Well, as I was cleaning his beans from my pants, he said I had to help him because his life was trying to kill him. He said he had nothing to lose and then he lost it. He talked about how he’d spent his deformative years as an ambience driver, but that he’d been sacked for disturbing the local resonance. He tried taking a trip down memory lane but got mugged again. I said “nostalgia sure ain’t what it used to be.” He agreed, and said he had a lot of hang-ups and that I could call him well hung. I said I’d rather call him insane, and to quit blubbering and cut to the chase.
Well, turned out he had this fear of inventing new words. I said “how curious, what’s this condition called?” He said “I don’t know, maybe Lexiphobia.” I said “Lexiphobia? It’s not in this dictionary. You must be making it up.” Well he started screaming, “there I go again, there I go again!” before jumping out the window and impaling himself on a gargoyle. One-way ticket to the eternity ward. The guy was an idiot anyway. But hey, I’m not throwing stones ‘coz people who live in glass houses are exhibitionists who attract perverts and get sunburnt.

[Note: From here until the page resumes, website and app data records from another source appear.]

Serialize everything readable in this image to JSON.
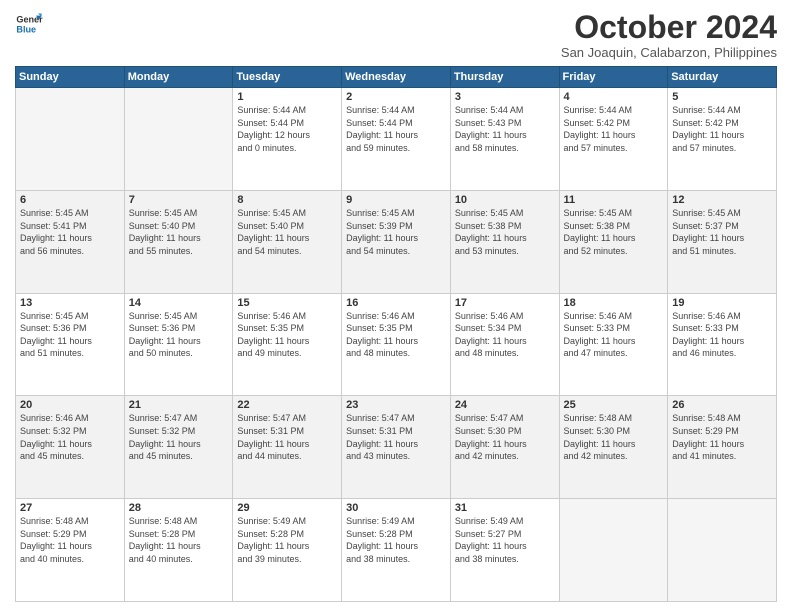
{
  "header": {
    "logo_line1": "General",
    "logo_line2": "Blue",
    "month": "October 2024",
    "location": "San Joaquin, Calabarzon, Philippines"
  },
  "columns": [
    "Sunday",
    "Monday",
    "Tuesday",
    "Wednesday",
    "Thursday",
    "Friday",
    "Saturday"
  ],
  "weeks": [
    [
      {
        "day": "",
        "detail": ""
      },
      {
        "day": "",
        "detail": ""
      },
      {
        "day": "1",
        "detail": "Sunrise: 5:44 AM\nSunset: 5:44 PM\nDaylight: 12 hours\nand 0 minutes."
      },
      {
        "day": "2",
        "detail": "Sunrise: 5:44 AM\nSunset: 5:44 PM\nDaylight: 11 hours\nand 59 minutes."
      },
      {
        "day": "3",
        "detail": "Sunrise: 5:44 AM\nSunset: 5:43 PM\nDaylight: 11 hours\nand 58 minutes."
      },
      {
        "day": "4",
        "detail": "Sunrise: 5:44 AM\nSunset: 5:42 PM\nDaylight: 11 hours\nand 57 minutes."
      },
      {
        "day": "5",
        "detail": "Sunrise: 5:44 AM\nSunset: 5:42 PM\nDaylight: 11 hours\nand 57 minutes."
      }
    ],
    [
      {
        "day": "6",
        "detail": "Sunrise: 5:45 AM\nSunset: 5:41 PM\nDaylight: 11 hours\nand 56 minutes."
      },
      {
        "day": "7",
        "detail": "Sunrise: 5:45 AM\nSunset: 5:40 PM\nDaylight: 11 hours\nand 55 minutes."
      },
      {
        "day": "8",
        "detail": "Sunrise: 5:45 AM\nSunset: 5:40 PM\nDaylight: 11 hours\nand 54 minutes."
      },
      {
        "day": "9",
        "detail": "Sunrise: 5:45 AM\nSunset: 5:39 PM\nDaylight: 11 hours\nand 54 minutes."
      },
      {
        "day": "10",
        "detail": "Sunrise: 5:45 AM\nSunset: 5:38 PM\nDaylight: 11 hours\nand 53 minutes."
      },
      {
        "day": "11",
        "detail": "Sunrise: 5:45 AM\nSunset: 5:38 PM\nDaylight: 11 hours\nand 52 minutes."
      },
      {
        "day": "12",
        "detail": "Sunrise: 5:45 AM\nSunset: 5:37 PM\nDaylight: 11 hours\nand 51 minutes."
      }
    ],
    [
      {
        "day": "13",
        "detail": "Sunrise: 5:45 AM\nSunset: 5:36 PM\nDaylight: 11 hours\nand 51 minutes."
      },
      {
        "day": "14",
        "detail": "Sunrise: 5:45 AM\nSunset: 5:36 PM\nDaylight: 11 hours\nand 50 minutes."
      },
      {
        "day": "15",
        "detail": "Sunrise: 5:46 AM\nSunset: 5:35 PM\nDaylight: 11 hours\nand 49 minutes."
      },
      {
        "day": "16",
        "detail": "Sunrise: 5:46 AM\nSunset: 5:35 PM\nDaylight: 11 hours\nand 48 minutes."
      },
      {
        "day": "17",
        "detail": "Sunrise: 5:46 AM\nSunset: 5:34 PM\nDaylight: 11 hours\nand 48 minutes."
      },
      {
        "day": "18",
        "detail": "Sunrise: 5:46 AM\nSunset: 5:33 PM\nDaylight: 11 hours\nand 47 minutes."
      },
      {
        "day": "19",
        "detail": "Sunrise: 5:46 AM\nSunset: 5:33 PM\nDaylight: 11 hours\nand 46 minutes."
      }
    ],
    [
      {
        "day": "20",
        "detail": "Sunrise: 5:46 AM\nSunset: 5:32 PM\nDaylight: 11 hours\nand 45 minutes."
      },
      {
        "day": "21",
        "detail": "Sunrise: 5:47 AM\nSunset: 5:32 PM\nDaylight: 11 hours\nand 45 minutes."
      },
      {
        "day": "22",
        "detail": "Sunrise: 5:47 AM\nSunset: 5:31 PM\nDaylight: 11 hours\nand 44 minutes."
      },
      {
        "day": "23",
        "detail": "Sunrise: 5:47 AM\nSunset: 5:31 PM\nDaylight: 11 hours\nand 43 minutes."
      },
      {
        "day": "24",
        "detail": "Sunrise: 5:47 AM\nSunset: 5:30 PM\nDaylight: 11 hours\nand 42 minutes."
      },
      {
        "day": "25",
        "detail": "Sunrise: 5:48 AM\nSunset: 5:30 PM\nDaylight: 11 hours\nand 42 minutes."
      },
      {
        "day": "26",
        "detail": "Sunrise: 5:48 AM\nSunset: 5:29 PM\nDaylight: 11 hours\nand 41 minutes."
      }
    ],
    [
      {
        "day": "27",
        "detail": "Sunrise: 5:48 AM\nSunset: 5:29 PM\nDaylight: 11 hours\nand 40 minutes."
      },
      {
        "day": "28",
        "detail": "Sunrise: 5:48 AM\nSunset: 5:28 PM\nDaylight: 11 hours\nand 40 minutes."
      },
      {
        "day": "29",
        "detail": "Sunrise: 5:49 AM\nSunset: 5:28 PM\nDaylight: 11 hours\nand 39 minutes."
      },
      {
        "day": "30",
        "detail": "Sunrise: 5:49 AM\nSunset: 5:28 PM\nDaylight: 11 hours\nand 38 minutes."
      },
      {
        "day": "31",
        "detail": "Sunrise: 5:49 AM\nSunset: 5:27 PM\nDaylight: 11 hours\nand 38 minutes."
      },
      {
        "day": "",
        "detail": ""
      },
      {
        "day": "",
        "detail": ""
      }
    ]
  ]
}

Case closed. (Ow! My fingers!)
Wednesday, August 10, 2011
I caught up with a poet mate the other day at a pub performance. He’d just come off stage to a patter of bitter applause after reading a new poem, something along the lines of “the streets are full of bloody Cadels, hell’s bells budding Cadels, packs of peddlers going pell mell, hell’s bell’s bloody Cadels …”. I said “mate, I know Cadel’s got a Welsh name and a weird head, but we’re all Australians now. Isn’t it a bit petty and mean-spirited to begrudge the man his glorious page in history? To have a go at him is as cowardly and un-Australian as it is to attack pokies and smokes”.

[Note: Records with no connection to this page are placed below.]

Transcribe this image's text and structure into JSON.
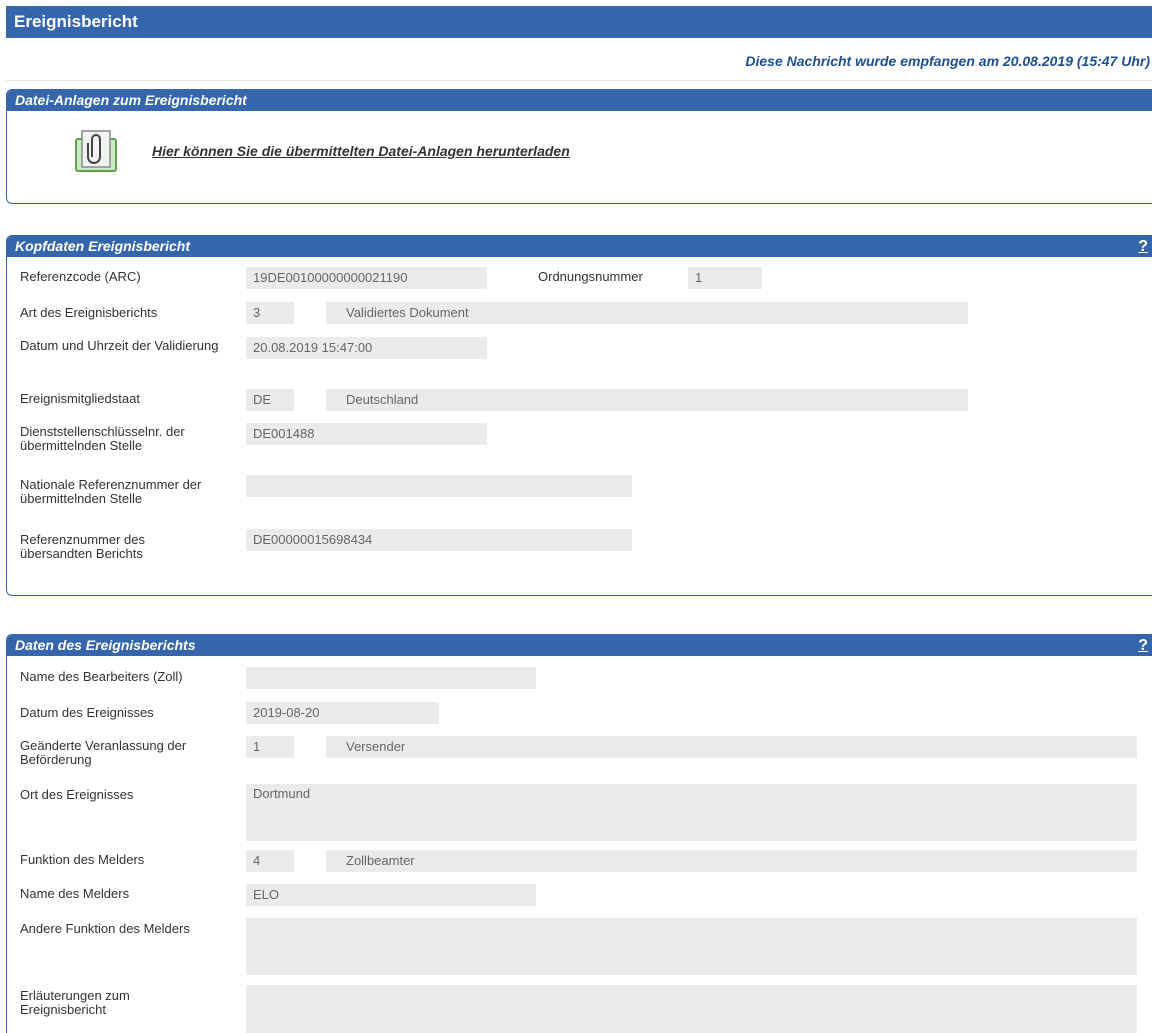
{
  "header": {
    "title": "Ereignisbericht",
    "received_text": "Diese Nachricht wurde empfangen am 20.08.2019 (15:47 Uhr)"
  },
  "attachments": {
    "title": "Datei-Anlagen zum Ereignisbericht",
    "icon": "paperclip-icon",
    "link_text": "Hier können Sie die übermittelten Datei-Anlagen herunterladen"
  },
  "kopfdaten": {
    "title": "Kopfdaten Ereignisbericht",
    "help": "?",
    "fields": {
      "arc_label": "Referenzcode (ARC)",
      "arc_value": "19DE00100000000021190",
      "ordnung_label": "Ordnungsnummer",
      "ordnung_value": "1",
      "art_label": "Art des Ereignisberichts",
      "art_code": "3",
      "art_text": "Validiertes Dokument",
      "datum_label": "Datum und Uhrzeit der Validierung",
      "datum_value": "20.08.2019 15:47:00",
      "staat_label": "Ereignismitgliedstaat",
      "staat_code": "DE",
      "staat_text": "Deutschland",
      "dienst_label": "Dienststellenschlüsselnr. der übermittelnden Stelle",
      "dienst_value": "DE001488",
      "natref_label": "Nationale Referenznummer der übermittelnden Stelle",
      "natref_value": "",
      "refnr_label": "Referenznummer des übersandten Berichts",
      "refnr_value": "DE00000015698434"
    }
  },
  "daten": {
    "title": "Daten des Ereignisberichts",
    "help": "?",
    "fields": {
      "bearbeiter_label": "Name des Bearbeiters (Zoll)",
      "bearbeiter_value": "",
      "datum_label": "Datum des Ereignisses",
      "datum_value": "2019-08-20",
      "veranlassung_label": "Geänderte Veranlassung der Beförderung",
      "veranlassung_code": "1",
      "veranlassung_text": "Versender",
      "ort_label": "Ort des Ereignisses",
      "ort_value": "Dortmund",
      "funktion_label": "Funktion des Melders",
      "funktion_code": "4",
      "funktion_text": "Zollbeamter",
      "melder_label": "Name des Melders",
      "melder_value": "ELO",
      "andere_label": "Andere Funktion des Melders",
      "andere_value": "",
      "erlaeut_label": "Erläuterungen zum Ereignisbericht",
      "erlaeut_value": ""
    }
  }
}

He said it wasn’t Cadel himself, but the legions of lycra loonies he’s inspired, and that on a recent drive to Wollongong he’d had to duck and weave through about 6000 of the bastards. “They’re in plague proportions”, he whined, before going into his pet rant about sport-versus-art in this country, blah, blah. He said something about Margaret Olley winning the Tour De France, but I’d switched off by then. I let him froth away for a while, then tried to hose down the hoary old sport/art furphy, and lay to rest the idea of our supposed national obsession with footballer’s gammy groins.

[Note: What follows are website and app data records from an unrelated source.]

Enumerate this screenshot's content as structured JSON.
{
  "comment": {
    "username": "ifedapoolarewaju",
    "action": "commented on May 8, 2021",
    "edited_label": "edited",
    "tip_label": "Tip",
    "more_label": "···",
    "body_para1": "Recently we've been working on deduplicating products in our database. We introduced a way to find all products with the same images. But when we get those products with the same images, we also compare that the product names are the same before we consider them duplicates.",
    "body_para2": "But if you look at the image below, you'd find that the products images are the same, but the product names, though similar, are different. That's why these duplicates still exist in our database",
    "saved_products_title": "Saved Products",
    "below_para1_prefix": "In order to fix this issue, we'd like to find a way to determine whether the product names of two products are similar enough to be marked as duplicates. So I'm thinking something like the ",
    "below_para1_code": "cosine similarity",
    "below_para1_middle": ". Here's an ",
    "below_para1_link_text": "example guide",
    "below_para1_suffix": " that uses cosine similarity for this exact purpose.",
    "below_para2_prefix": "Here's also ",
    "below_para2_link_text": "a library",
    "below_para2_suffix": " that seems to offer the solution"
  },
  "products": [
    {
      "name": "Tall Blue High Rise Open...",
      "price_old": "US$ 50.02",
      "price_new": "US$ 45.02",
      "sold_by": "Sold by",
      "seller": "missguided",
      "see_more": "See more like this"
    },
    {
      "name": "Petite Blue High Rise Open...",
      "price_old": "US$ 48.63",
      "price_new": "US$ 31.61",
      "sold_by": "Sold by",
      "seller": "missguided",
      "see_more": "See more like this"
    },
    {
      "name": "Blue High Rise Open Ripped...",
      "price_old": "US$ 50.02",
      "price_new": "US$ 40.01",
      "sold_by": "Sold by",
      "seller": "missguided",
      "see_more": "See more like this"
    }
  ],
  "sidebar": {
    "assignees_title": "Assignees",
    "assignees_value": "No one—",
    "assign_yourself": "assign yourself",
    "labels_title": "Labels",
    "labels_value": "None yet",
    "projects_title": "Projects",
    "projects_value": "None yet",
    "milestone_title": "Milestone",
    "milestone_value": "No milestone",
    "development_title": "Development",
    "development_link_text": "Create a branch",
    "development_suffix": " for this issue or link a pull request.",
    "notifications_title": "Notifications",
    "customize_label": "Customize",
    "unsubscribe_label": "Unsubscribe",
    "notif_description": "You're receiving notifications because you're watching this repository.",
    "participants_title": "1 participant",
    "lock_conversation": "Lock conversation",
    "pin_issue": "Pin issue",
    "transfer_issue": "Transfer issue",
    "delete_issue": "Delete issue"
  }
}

I said “mate, at the end of the day we’re not in the same ballpark. I’m trying to keep the ball in your court but you won’t do the hard yards and stick to the gameplan like a good team-player. You’re always wanting time-out for a spell on the bench when I’m trying to step up to the plate, raise the bar and tee-up a hole in one. I mean, here’s me giving a hundred-and-ten percent, jumping hurdles to make every post a winner, and you won’t run with the ball. You’re always dropping the pass when I’m trying to kick a goal. I mean, I’m not playing hard-ball or calling time out for a line-ball but it’s not a level playing field. If I’m first past the post you have me side-lined in the sin-bin for foul play. I mean to say, everyone gets stumped on a sticky wicket occasionally, but you can’t just throw in the towel when the chips are down. If you win by a nose an inch is as good as a mile in this game, know what I mean?” But I don’t think he did. In fact he was crying. I said “sorry mate, but in my book sooks don’t get a guernsey”.